The State of the Industry panel during the Cruise Shipping Asia-Pacific conference and trade show at the Marina Bay Cruise Center in Singapore touched on a variety of topics, ranging from Asia-Pacific source potential to newbuilds and various infrastructure challenges in the region.
Christine Duffy, president and CEO of the Cruise Lines International Association, described Asia as a gateway to tomorrow’s cruise marketplace, pointing to the $350 million Marina Bay Cruise Center in Singapore. She talked about the potential growth prospects in Asia-Pacific, underlining a possible 300 million cruise passengers, compared to a current 3 percent penetration rate in the United States.
However, that number might be far off, according to Roberto Giorgi, president of Monaco-based V.Ships.
“We talk about 300 million potential cruise passengers in China … in 10 years time we will still be talking about it,” said Giorgi. “We need vessels that are built for the Chinese product, and better education and distribution (of cruise vacations).”
On the floor at Cruise Shipping Asia-Pacific were executives from most cruise lines, all confirming to Cruise Industry News that they were looking at various Asia expansion plans. Rumors also continue to persist there is a 100,000-ton newbuilding project underway in China.
“The major issue here is to explain what cruising is to the customers,” said Onorato. “The second challenge is how to offer destinations and itineraries that can be reached in a competitive way cost-wise. We have a number of major homeports in the region, but they need other ports of call that are able to accommodate ships. Today, this is not the case and one of the major obstacles to growth. The main homeports should assist the other ports.”
Onorato noted that since 2006, Costa has invested tens of millions into China in terms of distribution and advertising. The Italian-brand has two ships in the region, having upped passenger capacity and tonnage steadily since entering the market.
“It is the customers driving the demand, we can help, but it is the customer,” he added.
Furthermore, Onorato said Asia was the most expensive place in the world for fuel costs, due to the long distances between ports.
“As this market becomes profitable, there will be new ships, either coming from Europe or North America, or newbuilds,” continued Onorato.
Kevin Leong, general manager of the Asia Cruise Association, said that the industry in Asia was at a road block.
“Cruise lines want to bring in ships, but there are not enough ports of call,” he explained. “It is ongoing work and will take some time to make it happen. There is a sense of urgency to create more facilities.”
Those facilities, Leong said, also take time to build, thus pushing deployment changes off until cruise berths are built.
And placing ships is based on a matrix of factors, said Jan Swartz, executive vice president of sales, marketing and consumer services for Princess Cruises.
She explained that ships are deployed to maximized profit contribution to the company.
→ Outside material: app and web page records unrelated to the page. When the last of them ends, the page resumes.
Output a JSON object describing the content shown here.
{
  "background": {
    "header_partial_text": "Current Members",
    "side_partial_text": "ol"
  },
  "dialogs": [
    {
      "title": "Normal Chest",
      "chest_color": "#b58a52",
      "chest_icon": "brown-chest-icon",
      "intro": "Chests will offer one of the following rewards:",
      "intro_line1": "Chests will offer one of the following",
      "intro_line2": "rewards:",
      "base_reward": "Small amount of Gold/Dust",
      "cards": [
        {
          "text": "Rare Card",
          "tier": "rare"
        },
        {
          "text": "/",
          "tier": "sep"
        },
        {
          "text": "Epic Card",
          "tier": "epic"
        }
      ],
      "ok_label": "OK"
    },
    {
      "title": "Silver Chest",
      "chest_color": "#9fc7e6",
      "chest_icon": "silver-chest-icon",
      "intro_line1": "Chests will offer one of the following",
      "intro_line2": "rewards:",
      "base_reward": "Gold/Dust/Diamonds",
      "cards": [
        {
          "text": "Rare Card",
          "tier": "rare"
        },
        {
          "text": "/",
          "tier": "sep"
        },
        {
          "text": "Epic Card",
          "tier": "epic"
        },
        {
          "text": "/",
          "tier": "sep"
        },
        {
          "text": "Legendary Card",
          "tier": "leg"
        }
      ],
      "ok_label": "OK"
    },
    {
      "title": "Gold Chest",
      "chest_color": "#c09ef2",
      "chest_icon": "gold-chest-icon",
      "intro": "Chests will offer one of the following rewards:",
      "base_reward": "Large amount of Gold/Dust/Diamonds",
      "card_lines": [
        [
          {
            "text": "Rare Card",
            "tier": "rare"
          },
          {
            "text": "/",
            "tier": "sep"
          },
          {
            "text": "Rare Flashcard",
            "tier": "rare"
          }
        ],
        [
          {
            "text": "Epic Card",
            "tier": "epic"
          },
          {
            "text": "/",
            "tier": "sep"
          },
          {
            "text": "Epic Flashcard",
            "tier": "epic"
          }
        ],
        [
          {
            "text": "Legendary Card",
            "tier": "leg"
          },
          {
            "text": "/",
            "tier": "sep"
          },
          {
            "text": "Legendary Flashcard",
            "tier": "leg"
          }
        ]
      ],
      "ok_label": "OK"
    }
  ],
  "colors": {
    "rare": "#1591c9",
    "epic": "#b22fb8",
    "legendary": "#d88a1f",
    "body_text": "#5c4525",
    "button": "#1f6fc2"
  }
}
“That is a function of how we estimate consumer demand from over the 70 international markets we sell in,” Swartz said. “The facts we think about in deciding where we place ships and what itineraries are the most appealing are: first, how we maximize revenue, both net ticket price and onboard revenue, including shore excursions. Fuel is on our minds and a dominate cost, but also, port costs. We do a number of scenarios to evaluate where we should place our 18 ships.”
Carnival Corporation recently opened an office for Princess, Cunard Line and Seabourn in Japan, and just last week announced another office opening in Singapore to support Asia-based ships. Princess will deploy the Sun Princess out of Japan in 2013 for a short season, aiming to carry some 20,000 Japanese passengers.
“We know that Asian countries, based on other industries, when they put their mind to it, they make it happen fast,” said Swartz, commenting on port infrastructure.
At Royal Caribbean Cruises, Gavin Smith, managing director for Australia, said that infrastructure was holding the industry back Down Under.
“The biggest issue is the capacity of ports to accommodate vessels,” Smith said. “The inadequacy of terminals and lack of ability to accommodate larger and more modern vessels is the limitation, not the number of Australians interested.”
Ann Sherry, CEO of Carnival Australia, said that perhaps it was best to look at how other markets developed when talking about Asia.
Part of growing the industry in Australia, she continued, was quantifying the benefits of the industry in the region to encourage investments.
“Hotel operators and tour operators, they know when the ships are in town,” Sherry commented. “Regional ports are completely changing their shopping hours when the ships are in. The economic benefits are quantifiable.”
Similar to her counterparts on the panel, Sherry noted that having a great terminal in Singapore was fantastic, “but not good enough if the four other ports on the itinerary are not as welcoming.”
Sherry however disagreed that it would take new tonnage to drive Asia growth, noting that Carnival Australia had built up the market with older ships, based on value and great onboard experiences.
“It’s not the tonnage, it’s the experience and the way we are getting the message out,” Sherry stated.